ASSIGNMENT: Should any entry look odd, write it out exactly anyway, along with all the rest.

##########

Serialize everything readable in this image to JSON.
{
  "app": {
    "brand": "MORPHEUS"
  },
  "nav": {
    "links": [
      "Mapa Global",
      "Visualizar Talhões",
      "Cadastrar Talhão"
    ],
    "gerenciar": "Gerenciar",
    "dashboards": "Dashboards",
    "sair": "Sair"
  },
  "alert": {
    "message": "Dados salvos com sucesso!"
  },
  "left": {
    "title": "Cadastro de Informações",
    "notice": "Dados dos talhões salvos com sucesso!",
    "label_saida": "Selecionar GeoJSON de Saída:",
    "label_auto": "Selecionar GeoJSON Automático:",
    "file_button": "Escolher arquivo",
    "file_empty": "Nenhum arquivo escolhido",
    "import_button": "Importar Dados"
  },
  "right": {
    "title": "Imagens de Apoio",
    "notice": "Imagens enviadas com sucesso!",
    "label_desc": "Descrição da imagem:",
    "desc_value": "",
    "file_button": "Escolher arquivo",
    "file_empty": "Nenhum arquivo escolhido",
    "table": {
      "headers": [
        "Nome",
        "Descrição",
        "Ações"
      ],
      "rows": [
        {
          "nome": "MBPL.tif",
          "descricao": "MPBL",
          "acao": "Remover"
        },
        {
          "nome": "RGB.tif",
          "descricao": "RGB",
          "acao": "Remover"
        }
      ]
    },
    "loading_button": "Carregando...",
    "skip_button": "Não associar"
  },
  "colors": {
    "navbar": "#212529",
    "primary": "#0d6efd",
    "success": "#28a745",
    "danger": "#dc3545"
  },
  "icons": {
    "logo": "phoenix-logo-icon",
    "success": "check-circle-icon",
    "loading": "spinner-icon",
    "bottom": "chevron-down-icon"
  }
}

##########

WRITTEN SOLUTION:
Serialize everything readable in this image to JSON.
{
  "app": {
    "brand": "MORPHEUS"
  },
  "nav": {
    "links": [
      "Mapa Global",
      "Visualizar Talhões",
      "Cadastrar Talhão"
    ],
    "gerenciar": "Gerenciar",
    "dashboards": "Dashboards",
    "sair": "Sair"
  },
  "alert": {
    "message": "Dados salvos com sucesso!"
  },
  "left": {
    "title": "Cadastro de Informações",
    "notice": "Dados dos talhões salvos com sucesso!",
    "label_saida": "Selecionar GeoJSON de Saída:",
    "label_auto": "Selecionar GeoJSON Automático:",
    "file_button": "Escolher arquivo",
    "file_empty": "Nenhum arquivo escolhido",
    "import_button": "Importar Dados"
  },
  "right": {
    "title": "Imagens de Apoio",
    "notice": "Imagens enviadas com sucesso!",
    "label_desc": "Descrição da imagem:",
    "desc_value": "",
    "file_button": "Escolher arquivo",
    "file_empty": "Nenhum arquivo escolhido",
    "table": {
      "headers": [
        "Nome",
        "Descrição",
        "Ações"
      ],
      "rows": [
        {
          "nome": "MBPL.tif",
          "descricao": "MPBL",
          "acao": "Remover"
        },
        {
          "nome": "RGB.tif",
          "descricao": "RGB",
          "acao": "Remover"
        }
      ]
    },
    "loading_button": "Carregando...",
    "skip_button": "Não associar"
  },
  "colors": {
    "navbar": "#212529",
    "primary": "#0d6efd",
    "success": "#28a745",
    "danger": "#dc3545"
  },
  "icons": {
    "logo": "phoenix-logo-icon",
    "success": "check-circle-icon",
    "loading": "spinner-icon",
    "bottom": "chevron-down-icon"
  }
}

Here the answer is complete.